After a lifetime of bottling up his magical powers, Harry finally feels like a normal kid. But even within the Wizarding community, he is special. He is the boy who lived: the only person to have ever survived a killing curse inflicted by the evil Lord Voldemort, who launched a brutal takeover of the Wizarding world, only to vanish after failing to kill Harry.
Though Harry’s first year at Hogwarts is the best of his life, not everything is perfect. There is a dangerous secret object hidden within the castle walls, and Harry believes it’s his responsibility to prevent it from falling into evil hands. But doing so will bring him into contact with forces more terrifying than he ever could have imagined.
Even with the synopsis, Harry Potter still seems to have more information and that is expected with 200 or so more pages. But there are also some very interesting similarities between the two that you’ll only figure out if you read Wizard’s Hall. Instead of going into so much detail that I bore myself I’m going to put into a list.
- Harry vs. Henry: I’m going to start with the most obvious and well I’m not going to stick my nose up a book that has two similar sounding names. But it did make me raise my eyebrow.
- The Plot: This is where my eyebrows went from more than raising an eyebrow. The plot of both speaks of 11 year old boys who journey to a magical school for witches and wizards. This magic school is filled with moving portraits, curses, and students in black robes. There is even an old wise man! Then both have to defend their classmates and potentially the entire world against a big dark evil wizard who has such terrible powers that ONLY they are able to fight.
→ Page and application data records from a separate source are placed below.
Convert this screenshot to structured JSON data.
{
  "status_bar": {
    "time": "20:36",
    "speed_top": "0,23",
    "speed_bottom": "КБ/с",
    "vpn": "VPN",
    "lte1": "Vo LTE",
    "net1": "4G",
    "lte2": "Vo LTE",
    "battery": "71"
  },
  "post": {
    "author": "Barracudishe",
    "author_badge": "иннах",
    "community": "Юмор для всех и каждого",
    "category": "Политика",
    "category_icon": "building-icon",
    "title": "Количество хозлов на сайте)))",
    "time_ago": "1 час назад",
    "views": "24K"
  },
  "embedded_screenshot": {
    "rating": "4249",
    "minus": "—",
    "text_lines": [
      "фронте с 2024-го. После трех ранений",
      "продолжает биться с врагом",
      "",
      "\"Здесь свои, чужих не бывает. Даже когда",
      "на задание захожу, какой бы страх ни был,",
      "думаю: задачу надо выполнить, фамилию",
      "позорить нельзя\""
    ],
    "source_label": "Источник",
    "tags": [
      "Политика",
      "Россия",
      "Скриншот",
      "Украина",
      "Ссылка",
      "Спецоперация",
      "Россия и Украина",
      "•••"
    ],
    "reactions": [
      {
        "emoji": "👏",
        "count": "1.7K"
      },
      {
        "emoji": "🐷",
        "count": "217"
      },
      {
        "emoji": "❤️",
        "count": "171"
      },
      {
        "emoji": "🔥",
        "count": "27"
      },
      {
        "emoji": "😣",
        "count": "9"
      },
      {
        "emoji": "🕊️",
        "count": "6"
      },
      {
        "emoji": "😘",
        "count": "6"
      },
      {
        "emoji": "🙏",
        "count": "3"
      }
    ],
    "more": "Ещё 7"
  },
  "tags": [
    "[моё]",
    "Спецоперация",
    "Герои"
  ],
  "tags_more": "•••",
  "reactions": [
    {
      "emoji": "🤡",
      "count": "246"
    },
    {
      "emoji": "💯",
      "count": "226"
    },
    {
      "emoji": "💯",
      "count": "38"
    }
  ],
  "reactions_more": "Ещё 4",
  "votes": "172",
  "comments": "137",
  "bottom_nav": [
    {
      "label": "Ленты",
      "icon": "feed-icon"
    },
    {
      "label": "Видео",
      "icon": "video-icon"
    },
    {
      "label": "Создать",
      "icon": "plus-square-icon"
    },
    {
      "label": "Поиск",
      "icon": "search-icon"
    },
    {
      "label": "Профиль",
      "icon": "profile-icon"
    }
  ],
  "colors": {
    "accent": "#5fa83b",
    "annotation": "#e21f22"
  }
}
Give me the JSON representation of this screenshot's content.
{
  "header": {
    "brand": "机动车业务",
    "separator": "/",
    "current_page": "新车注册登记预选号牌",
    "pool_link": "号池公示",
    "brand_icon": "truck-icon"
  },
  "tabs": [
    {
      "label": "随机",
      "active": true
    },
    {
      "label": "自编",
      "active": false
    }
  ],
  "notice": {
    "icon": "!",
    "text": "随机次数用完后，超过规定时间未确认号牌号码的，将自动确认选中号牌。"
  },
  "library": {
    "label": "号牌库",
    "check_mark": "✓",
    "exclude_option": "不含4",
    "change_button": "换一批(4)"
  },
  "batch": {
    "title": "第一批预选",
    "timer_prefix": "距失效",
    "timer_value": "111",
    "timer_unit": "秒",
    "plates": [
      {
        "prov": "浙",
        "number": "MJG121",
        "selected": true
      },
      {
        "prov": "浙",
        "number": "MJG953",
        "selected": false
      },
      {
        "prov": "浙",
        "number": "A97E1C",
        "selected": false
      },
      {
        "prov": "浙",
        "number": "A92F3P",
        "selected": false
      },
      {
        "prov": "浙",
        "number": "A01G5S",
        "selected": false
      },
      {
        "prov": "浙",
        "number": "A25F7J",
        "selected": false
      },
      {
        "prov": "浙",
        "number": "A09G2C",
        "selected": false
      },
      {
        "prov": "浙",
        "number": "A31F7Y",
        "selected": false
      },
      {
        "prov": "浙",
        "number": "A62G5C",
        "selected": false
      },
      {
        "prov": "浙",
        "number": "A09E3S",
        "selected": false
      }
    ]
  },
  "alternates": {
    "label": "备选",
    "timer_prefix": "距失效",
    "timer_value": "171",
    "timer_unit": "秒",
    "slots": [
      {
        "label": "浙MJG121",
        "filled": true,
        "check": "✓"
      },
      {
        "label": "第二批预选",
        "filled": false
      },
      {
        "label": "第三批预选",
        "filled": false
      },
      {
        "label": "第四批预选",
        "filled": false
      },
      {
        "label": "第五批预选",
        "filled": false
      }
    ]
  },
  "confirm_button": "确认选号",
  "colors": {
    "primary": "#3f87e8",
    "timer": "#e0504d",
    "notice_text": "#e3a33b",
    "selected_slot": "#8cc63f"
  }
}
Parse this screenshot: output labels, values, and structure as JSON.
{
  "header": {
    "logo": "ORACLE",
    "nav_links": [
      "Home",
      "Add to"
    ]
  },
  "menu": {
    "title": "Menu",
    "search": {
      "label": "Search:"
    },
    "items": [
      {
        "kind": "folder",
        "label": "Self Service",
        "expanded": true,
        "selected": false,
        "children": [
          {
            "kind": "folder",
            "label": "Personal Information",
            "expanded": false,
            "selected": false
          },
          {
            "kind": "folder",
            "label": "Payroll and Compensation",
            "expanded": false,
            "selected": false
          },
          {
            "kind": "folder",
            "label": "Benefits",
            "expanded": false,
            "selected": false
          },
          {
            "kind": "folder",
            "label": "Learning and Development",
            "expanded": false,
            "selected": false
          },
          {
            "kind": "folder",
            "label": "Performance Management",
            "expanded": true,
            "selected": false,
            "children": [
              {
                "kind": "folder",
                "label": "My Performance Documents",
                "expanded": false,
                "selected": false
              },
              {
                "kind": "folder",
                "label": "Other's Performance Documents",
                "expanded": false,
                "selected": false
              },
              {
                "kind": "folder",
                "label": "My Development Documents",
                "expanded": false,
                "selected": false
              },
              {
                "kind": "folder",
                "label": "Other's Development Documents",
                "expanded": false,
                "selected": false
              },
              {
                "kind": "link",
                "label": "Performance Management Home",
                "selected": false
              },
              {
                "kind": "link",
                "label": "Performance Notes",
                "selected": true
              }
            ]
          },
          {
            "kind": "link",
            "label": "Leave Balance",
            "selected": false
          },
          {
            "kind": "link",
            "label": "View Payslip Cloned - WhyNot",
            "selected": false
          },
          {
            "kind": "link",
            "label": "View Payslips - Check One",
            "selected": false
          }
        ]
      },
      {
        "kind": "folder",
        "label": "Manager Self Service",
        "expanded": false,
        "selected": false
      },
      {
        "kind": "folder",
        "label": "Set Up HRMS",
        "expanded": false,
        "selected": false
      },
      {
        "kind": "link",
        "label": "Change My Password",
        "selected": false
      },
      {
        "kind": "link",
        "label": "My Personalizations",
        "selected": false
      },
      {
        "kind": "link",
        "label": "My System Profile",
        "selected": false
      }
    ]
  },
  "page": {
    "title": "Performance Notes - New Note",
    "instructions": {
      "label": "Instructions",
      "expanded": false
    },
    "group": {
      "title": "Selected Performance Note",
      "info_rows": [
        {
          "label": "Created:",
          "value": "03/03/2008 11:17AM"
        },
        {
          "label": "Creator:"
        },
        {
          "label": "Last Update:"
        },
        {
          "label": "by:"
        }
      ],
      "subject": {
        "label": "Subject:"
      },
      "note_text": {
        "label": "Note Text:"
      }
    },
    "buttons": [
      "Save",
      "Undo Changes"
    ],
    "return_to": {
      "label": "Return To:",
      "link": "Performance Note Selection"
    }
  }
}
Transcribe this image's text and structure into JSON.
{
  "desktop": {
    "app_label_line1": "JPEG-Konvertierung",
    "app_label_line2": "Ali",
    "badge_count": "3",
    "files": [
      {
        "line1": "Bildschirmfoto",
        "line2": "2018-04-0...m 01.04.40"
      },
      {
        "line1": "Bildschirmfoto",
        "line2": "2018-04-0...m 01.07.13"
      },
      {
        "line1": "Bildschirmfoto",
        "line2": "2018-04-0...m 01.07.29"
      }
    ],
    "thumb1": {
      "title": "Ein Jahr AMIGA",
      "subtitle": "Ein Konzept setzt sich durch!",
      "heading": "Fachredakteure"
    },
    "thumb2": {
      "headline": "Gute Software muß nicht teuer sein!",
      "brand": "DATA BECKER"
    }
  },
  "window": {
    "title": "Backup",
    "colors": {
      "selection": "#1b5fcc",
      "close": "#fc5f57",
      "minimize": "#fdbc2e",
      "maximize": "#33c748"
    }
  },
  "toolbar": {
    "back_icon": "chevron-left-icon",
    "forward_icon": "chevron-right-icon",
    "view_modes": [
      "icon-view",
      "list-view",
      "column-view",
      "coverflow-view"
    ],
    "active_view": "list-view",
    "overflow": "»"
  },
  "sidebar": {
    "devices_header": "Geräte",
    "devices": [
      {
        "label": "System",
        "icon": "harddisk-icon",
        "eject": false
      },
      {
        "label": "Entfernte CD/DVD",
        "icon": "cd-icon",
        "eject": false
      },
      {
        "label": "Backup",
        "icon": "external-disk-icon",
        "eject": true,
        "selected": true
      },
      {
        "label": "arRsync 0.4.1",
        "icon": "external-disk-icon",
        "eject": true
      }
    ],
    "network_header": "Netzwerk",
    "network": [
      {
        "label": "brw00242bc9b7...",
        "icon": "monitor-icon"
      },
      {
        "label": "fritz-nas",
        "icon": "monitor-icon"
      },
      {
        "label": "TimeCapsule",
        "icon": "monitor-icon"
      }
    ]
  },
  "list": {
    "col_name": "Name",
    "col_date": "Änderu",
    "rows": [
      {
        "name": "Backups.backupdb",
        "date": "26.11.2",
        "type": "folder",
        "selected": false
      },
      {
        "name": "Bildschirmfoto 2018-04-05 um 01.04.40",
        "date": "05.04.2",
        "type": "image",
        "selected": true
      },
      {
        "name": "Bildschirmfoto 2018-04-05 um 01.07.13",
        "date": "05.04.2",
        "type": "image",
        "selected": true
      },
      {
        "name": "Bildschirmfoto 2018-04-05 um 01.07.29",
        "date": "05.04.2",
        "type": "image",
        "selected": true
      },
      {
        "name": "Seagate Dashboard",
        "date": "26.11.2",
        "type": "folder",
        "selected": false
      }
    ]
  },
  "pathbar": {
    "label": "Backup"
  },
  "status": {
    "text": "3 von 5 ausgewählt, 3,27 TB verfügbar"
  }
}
- Power of friends: While Harry had Hermione and Ron, Henry had Willoweed and Tansy. While Ron was a freckled redhead and was one of many in the Weasley family. Willoweed was a readhead and freckled….and had a lot of sisters. Hermoine was frizzy haired and a know it all. Tansy…..well she was frizzy haired and a know-it-all.
- Date of Publishing: Here we go guys! With these similarities which do you think came first? Harry Potter or Wizard’s Hall? If you guessed Harry Potter that would be incorrect, Harry Potter came out in 1997 while Wizard’s Hall came out in 1991.
By bringing this up, by no means am I saying that J.K Rowling stole the idea for her entire series from Yolen. It isn’t conceivable to consider such a thing because of the scope of Yolen’s book is very small and the Harry Potter series is very large.
But this series of posts all month have been about critiquing your favorites and to me there does seem like a bit of similarities that can’t be ignored. Even if Rowling did not get her inspiration for Harry from Yolen and Wizard’s Hall, these two books bring up an excellent example of creative inspiration and when does it stop being creative inspiration and turn into plagiarism? Be it reviews, pieces of story, or any other creative outlet what is the difference? Does the person who uses another person’s words have a right to do so without giving the original person credit and to not acknowledge the inspiration? I’ve grown up being told that when you use inspiration for your papers or anything you have to give credit by citing the source of your inspiration.
A specific example comes to mind. When the play Hamilton was made the writers of the play could have just made the play and ignored all the other various biographies that have been made about Hamilton (and because he was a piece of history it would have been really easy) but they did not. It was widely acknowledged by them that their inspiration for the play came from the biography of Alexander Hamilton by Ron Chernow.